He was a man ahead of his time, but now Syd Ball is hailed as one of our greatest painters.
SYD BALL IS testament to the benefits of sticking to your guns. Now hailed as a prophetic genius and one of the greatest South Australian artists, Ball was originally ridiculed when he gave Australian audiences one of their first tastes of hard-edged abstract art in the 1960s.
The 76-year-old is back in his hometown, at the Samstag Museum, with Sydney Ball: The Colour Paintings 1963-2007, which includes the Canto paintings which caused a furore when Ball exhibited them at the Museum of Modern Art Australia, Melbourne, in 1965. Ball’s perfect circles with bands of colour did not impress many locals who preferred their pictures to be more accessible. The uproar surprised Ball, who had just returned from New York, where artists such as Mark Rothko, Willem de Kooning and Robert Motherwell were leading the charge in abstract expressionism. But Antipodean attitudes weren’t about to stop him. “I thought, ‘this is what I do. I’m not going to stop just because people don’t like it’,” he says.

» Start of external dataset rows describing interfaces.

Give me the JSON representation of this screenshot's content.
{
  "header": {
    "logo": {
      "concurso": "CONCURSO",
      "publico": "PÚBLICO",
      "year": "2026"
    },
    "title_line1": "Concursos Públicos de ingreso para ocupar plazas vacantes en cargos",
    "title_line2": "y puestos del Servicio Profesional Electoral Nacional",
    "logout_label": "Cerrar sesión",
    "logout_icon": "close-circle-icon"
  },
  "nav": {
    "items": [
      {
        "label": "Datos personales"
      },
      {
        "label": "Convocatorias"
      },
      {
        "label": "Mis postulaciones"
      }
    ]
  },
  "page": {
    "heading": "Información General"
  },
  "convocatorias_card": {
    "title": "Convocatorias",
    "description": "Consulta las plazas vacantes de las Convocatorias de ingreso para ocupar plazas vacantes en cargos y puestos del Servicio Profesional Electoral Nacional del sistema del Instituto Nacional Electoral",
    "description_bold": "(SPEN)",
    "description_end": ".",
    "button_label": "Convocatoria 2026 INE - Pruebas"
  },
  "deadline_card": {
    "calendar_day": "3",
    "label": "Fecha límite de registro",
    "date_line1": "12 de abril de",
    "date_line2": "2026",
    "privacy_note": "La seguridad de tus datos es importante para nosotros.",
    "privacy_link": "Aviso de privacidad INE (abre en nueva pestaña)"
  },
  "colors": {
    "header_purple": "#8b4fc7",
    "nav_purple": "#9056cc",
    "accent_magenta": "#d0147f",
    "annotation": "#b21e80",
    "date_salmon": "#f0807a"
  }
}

Ball went on to become one of Australia’s most acclaimed artists. His investigations into colour – “it underlies everything I’ve done” – influenced the work of younger artists, especially in SA, where from 1965 to 1969 he taught at the SA School of Art.
The Samstag retrospective, curated by Anne Loxely for Penrith Regional Gallery, starts with the Canto series, painted between 1964 and 1966, moves on to the general abstraction of the Modular and Stain works of 1968 to 1979, and ends with Ball’s return to flat-colour in the Structure series, begun in 2002. Sydney Ball: The Colour Paintings 1963-2007, at the Samstag Museum until January 29.